Depending on the kind of medical coverage you have, there are two ways you can access talk therapy. The first is to call up a therapist who is included in your medical coverage and make an appointment. The second is to go to your primary care provider/general practitioner and get a referral to a therapist.
If you don’t have medical coverage, or if your medical coverage is insufficient for the care you need, many local and regional municipalities offer support and services to assist people dealing with mental illness. Free forms of talk therapy are sometimes offered by community clinics, religious organizations, and other non-profits.
As usual, folks who live in places with universal health care will have an easier time getting access than those of us dependent on private insurers or paying out of pocket. Easier doesn’t necessarily mean easy–access to therapists in a universal health care system may be restricted due to availability or other issues. (Thanks to Susan for providing further info.)
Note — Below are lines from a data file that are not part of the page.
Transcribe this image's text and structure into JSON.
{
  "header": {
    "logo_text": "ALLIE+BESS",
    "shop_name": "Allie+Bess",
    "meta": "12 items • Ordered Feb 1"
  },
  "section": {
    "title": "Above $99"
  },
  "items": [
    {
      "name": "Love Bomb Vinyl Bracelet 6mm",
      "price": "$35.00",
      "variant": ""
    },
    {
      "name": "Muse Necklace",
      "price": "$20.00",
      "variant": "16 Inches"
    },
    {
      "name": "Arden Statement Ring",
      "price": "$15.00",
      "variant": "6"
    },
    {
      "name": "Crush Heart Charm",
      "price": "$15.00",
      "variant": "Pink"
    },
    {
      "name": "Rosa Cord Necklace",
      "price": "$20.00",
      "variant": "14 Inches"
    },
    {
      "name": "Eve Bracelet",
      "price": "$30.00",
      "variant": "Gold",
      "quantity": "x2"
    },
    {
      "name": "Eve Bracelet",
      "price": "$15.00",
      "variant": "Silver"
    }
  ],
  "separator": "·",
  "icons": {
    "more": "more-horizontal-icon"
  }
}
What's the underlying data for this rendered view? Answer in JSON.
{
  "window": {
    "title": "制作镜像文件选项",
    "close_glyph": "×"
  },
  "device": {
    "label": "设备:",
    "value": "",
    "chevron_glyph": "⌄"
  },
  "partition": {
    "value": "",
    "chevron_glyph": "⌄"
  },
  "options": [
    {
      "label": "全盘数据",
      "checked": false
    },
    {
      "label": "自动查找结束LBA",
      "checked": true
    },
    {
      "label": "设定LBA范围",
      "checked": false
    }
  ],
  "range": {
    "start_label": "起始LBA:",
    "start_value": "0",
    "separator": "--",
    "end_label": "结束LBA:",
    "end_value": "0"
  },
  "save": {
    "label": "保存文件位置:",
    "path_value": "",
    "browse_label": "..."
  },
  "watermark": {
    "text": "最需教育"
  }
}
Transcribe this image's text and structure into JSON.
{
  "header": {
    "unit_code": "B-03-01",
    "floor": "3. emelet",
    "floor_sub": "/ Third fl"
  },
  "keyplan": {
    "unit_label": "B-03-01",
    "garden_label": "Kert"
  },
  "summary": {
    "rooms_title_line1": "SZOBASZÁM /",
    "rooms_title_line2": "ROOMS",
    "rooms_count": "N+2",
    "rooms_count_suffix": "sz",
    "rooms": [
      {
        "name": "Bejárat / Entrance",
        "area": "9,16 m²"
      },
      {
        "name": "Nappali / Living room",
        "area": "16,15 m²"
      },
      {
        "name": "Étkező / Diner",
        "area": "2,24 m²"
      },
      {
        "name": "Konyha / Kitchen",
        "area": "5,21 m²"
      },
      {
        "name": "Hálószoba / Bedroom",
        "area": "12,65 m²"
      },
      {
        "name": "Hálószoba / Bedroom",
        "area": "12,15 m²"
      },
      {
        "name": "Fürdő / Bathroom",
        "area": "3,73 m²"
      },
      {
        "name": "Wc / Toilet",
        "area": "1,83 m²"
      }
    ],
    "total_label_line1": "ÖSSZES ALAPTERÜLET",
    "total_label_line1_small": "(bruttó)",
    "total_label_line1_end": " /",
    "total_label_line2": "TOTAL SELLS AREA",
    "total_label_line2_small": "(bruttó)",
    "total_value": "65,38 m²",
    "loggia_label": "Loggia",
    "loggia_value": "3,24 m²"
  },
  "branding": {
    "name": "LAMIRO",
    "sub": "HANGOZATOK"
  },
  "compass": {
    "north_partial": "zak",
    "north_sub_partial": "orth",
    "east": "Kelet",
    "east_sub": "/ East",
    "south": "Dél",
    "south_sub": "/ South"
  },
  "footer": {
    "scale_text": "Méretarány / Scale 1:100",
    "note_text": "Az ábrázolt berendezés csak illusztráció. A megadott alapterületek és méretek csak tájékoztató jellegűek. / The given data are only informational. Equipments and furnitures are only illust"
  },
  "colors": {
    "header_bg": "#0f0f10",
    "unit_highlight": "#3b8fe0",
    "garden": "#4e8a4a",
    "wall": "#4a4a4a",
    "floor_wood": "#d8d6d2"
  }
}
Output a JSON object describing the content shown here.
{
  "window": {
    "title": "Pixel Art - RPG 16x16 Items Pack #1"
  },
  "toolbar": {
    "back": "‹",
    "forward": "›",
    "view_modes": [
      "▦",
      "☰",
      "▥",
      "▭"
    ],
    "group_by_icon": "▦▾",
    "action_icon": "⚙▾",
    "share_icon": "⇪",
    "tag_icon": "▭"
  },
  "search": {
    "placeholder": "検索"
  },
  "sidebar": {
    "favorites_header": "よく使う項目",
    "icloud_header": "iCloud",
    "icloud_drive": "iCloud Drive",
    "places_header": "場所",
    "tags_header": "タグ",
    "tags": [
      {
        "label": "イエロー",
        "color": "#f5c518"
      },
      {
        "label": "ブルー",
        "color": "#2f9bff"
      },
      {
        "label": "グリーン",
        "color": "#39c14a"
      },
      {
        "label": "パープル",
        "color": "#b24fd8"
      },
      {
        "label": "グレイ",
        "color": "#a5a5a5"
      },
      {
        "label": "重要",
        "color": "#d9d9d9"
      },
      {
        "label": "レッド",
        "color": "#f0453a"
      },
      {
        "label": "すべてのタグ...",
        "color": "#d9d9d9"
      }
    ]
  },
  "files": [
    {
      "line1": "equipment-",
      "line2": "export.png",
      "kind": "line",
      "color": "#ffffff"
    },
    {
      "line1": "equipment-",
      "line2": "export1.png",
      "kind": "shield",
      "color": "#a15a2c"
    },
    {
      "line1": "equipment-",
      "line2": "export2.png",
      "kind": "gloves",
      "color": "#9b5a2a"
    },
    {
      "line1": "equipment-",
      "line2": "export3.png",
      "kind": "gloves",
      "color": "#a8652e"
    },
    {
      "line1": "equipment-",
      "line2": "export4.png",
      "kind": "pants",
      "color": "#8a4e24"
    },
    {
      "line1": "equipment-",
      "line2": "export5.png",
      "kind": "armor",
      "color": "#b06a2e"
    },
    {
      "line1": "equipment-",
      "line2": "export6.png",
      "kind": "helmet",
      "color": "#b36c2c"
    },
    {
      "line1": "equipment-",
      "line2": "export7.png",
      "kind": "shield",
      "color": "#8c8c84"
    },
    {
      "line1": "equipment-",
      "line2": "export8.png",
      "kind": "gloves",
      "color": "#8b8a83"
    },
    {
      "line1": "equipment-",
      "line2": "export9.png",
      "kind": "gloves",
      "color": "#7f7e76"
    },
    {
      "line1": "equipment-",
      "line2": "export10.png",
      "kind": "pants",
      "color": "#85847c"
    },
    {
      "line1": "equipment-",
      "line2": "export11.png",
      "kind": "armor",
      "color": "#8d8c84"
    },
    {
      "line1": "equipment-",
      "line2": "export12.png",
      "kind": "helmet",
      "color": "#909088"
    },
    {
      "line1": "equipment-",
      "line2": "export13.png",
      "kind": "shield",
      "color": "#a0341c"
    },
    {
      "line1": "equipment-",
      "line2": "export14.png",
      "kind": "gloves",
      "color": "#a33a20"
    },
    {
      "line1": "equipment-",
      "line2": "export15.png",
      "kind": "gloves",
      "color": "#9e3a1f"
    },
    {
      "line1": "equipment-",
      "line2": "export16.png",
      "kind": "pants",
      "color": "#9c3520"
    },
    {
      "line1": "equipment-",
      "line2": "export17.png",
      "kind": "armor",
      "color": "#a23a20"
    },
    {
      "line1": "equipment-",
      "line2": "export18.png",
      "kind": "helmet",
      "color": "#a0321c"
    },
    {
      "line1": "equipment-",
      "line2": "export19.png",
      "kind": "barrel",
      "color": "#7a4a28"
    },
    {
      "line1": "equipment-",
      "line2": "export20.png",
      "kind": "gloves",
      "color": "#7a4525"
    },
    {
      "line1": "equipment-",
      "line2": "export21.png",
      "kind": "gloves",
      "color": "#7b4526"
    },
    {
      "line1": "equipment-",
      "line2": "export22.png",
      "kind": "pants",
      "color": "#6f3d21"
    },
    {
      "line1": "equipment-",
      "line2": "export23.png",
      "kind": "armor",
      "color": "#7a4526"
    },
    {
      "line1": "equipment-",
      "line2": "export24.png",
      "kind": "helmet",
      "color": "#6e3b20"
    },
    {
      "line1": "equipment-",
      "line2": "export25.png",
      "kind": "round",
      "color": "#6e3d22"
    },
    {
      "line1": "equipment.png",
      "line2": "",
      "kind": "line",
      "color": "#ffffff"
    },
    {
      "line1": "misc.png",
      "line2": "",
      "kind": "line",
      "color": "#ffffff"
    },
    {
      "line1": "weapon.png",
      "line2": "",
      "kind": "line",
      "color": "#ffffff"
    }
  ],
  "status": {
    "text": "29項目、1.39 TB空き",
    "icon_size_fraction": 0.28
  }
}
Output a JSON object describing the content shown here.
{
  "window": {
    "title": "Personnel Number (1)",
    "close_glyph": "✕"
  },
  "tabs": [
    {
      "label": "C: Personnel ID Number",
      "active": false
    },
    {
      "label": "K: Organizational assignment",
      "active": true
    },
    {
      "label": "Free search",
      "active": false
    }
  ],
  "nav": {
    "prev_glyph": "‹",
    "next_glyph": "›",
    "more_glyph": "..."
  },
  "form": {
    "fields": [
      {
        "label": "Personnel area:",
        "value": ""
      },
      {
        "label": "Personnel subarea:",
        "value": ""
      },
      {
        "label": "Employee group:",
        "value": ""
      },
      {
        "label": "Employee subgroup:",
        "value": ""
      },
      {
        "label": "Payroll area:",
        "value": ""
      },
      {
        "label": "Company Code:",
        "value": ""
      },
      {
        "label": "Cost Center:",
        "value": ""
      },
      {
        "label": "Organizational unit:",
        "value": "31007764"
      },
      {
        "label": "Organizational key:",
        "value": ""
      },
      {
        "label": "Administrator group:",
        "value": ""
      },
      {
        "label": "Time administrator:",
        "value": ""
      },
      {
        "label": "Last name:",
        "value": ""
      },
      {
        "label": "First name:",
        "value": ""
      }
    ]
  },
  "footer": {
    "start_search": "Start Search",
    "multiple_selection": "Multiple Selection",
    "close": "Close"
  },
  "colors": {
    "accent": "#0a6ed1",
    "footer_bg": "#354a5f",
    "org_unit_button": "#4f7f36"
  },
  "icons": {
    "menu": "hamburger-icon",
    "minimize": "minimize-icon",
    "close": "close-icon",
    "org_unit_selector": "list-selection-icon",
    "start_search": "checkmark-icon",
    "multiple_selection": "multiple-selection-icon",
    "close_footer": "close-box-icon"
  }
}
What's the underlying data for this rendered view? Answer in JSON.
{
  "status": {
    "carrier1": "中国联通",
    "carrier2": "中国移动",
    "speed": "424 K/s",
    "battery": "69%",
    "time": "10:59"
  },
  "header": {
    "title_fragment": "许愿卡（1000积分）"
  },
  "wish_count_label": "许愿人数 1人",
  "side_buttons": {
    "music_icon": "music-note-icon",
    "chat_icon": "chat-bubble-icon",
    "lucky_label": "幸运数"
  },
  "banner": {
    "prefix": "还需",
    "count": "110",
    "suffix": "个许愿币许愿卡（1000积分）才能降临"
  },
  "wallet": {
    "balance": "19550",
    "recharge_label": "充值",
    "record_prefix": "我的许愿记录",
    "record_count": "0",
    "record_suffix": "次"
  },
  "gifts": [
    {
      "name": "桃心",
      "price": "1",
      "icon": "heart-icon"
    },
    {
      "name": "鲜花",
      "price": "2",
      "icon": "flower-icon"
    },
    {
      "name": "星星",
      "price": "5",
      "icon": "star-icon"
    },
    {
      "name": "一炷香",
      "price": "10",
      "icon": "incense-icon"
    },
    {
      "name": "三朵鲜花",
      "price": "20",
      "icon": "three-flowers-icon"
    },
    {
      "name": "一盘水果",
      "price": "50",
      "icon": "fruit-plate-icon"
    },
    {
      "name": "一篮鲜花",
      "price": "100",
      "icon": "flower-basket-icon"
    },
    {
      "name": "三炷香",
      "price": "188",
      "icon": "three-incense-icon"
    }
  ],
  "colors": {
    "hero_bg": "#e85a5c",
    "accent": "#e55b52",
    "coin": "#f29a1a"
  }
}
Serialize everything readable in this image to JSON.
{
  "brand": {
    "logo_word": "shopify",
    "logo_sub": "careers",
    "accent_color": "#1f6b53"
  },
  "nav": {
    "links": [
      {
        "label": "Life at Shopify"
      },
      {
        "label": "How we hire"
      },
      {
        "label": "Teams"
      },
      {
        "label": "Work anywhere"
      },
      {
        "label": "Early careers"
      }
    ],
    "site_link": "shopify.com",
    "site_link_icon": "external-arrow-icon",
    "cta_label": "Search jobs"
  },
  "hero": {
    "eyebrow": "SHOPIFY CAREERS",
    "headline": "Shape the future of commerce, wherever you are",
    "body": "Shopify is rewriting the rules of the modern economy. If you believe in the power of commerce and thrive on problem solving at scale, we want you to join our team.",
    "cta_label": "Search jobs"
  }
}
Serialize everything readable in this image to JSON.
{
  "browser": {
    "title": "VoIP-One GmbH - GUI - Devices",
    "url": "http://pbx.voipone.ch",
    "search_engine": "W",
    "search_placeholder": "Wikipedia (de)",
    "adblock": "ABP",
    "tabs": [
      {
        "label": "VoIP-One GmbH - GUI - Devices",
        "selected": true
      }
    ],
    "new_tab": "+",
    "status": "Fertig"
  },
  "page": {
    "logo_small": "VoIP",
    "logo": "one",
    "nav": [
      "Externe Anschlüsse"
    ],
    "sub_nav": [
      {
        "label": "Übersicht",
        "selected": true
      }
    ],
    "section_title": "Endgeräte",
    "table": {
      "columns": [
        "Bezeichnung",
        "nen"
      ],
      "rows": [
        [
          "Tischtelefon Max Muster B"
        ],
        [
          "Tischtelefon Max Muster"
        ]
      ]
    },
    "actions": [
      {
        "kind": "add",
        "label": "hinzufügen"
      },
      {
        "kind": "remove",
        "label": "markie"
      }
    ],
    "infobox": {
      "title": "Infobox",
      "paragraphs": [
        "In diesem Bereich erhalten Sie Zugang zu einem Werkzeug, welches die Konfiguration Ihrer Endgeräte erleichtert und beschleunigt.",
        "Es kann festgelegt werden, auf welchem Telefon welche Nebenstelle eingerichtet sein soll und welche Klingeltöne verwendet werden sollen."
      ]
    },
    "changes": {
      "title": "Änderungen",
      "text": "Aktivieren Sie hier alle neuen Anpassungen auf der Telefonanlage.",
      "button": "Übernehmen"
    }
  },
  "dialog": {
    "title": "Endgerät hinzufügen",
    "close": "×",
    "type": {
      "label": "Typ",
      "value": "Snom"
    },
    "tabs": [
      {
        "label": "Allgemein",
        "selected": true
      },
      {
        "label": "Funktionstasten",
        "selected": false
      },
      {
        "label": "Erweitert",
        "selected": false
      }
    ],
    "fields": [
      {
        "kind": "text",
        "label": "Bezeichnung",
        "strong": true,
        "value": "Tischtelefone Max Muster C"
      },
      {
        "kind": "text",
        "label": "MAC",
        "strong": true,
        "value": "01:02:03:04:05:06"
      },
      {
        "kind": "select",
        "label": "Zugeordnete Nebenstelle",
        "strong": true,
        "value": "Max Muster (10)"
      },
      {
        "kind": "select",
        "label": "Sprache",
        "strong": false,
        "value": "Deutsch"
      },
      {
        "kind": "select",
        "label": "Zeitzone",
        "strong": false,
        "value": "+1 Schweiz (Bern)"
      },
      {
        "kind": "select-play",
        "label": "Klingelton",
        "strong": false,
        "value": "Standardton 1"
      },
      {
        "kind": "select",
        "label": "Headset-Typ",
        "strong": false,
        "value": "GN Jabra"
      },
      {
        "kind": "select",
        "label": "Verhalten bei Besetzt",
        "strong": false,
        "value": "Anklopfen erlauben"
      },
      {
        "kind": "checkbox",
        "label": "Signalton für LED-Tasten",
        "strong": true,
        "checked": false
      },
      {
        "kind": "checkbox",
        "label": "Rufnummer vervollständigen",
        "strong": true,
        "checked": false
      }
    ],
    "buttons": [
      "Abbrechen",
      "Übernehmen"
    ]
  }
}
Impact on Polyamory
Talk therapy will rarely impact polyamory directly. It is, of course, hoped that talk therapy will lead to improved mental health and as a result improve relationships. Talk therapy does share with psychiatric medication the issue of over optimistic partners expecting improvement in a “reasonable” time frame. Always remember two things: the most effective forms of talk therapy have a 30% success rate, and all forms of talk therapy take time. Lots of it.
The Post Session Trauma of Therapies
This issue is most common to “dealing with” therapies, but might come up in “learning” therapies. Talk therapy sessions tend to be pretty rough on people. Spending on hour confronting your worst emotions, most traumatic memories, and unhealthy behaviors can have that effect. It is not uncommon for someone to need time recovering from a therapy session. Crying, withdrawal, needing comfort, and mood swings, and other reactions are common.
It is very important to respect the privacy of someone’s therapy session. If they want to talk about it, certainly be available. But don’t ask them to talk about it. If you want to express your concern and support “Did you have a good session?” is a wonderful, neutral question that doesn’t ask your loved one to share more than they are comfortable with. They might give you a one word answer, or they might give you a blow-by-blow of the entire session. Let it be their choice.
Mental Calisthenics Are Exhausting
Talk therapies require a great deal of mental effort. This is most noticeable with “learning” talk therapies, but that may be because the emotional impact of “dealing with” therapies obscures the sheer exhaustion. However, stopping the destructive thoughts caused by mental illness is a great deal like rolling boulders up hill with your mind. In addition, someone participating in a “learning” talk therapy will often come home with reading material, mental training exercises, and homework.
Depending on the type of “homework” your poly partner may begin making changes in their habits or surroundings. They may ask you to help or support them in the changes they are making, to do mental exercises with them, or to read the papers they bring home so you can better understand what they are going through and how they are trying to address their problems.
Growth is Change
If talk therapy is at all effective, it will lead to growth. Sometimes this will be a growing understanding of mental illness and how the mind works. Sometimes it will be a growing understanding of who they are and what they want in life. Sometimes it will be a growing understanding of how experiences in the past shape their behavior now.
When people grow, they change. And it should go without saying that change can really disrupt relationships. People in therapy may find they need to step back from one or more relationships, address ways their relationships are hampering or helping them to heal, change their own behavior in a way that impacts relationships, and a great deal more.
This post is part of the Polyamory and Mental Illness blog series.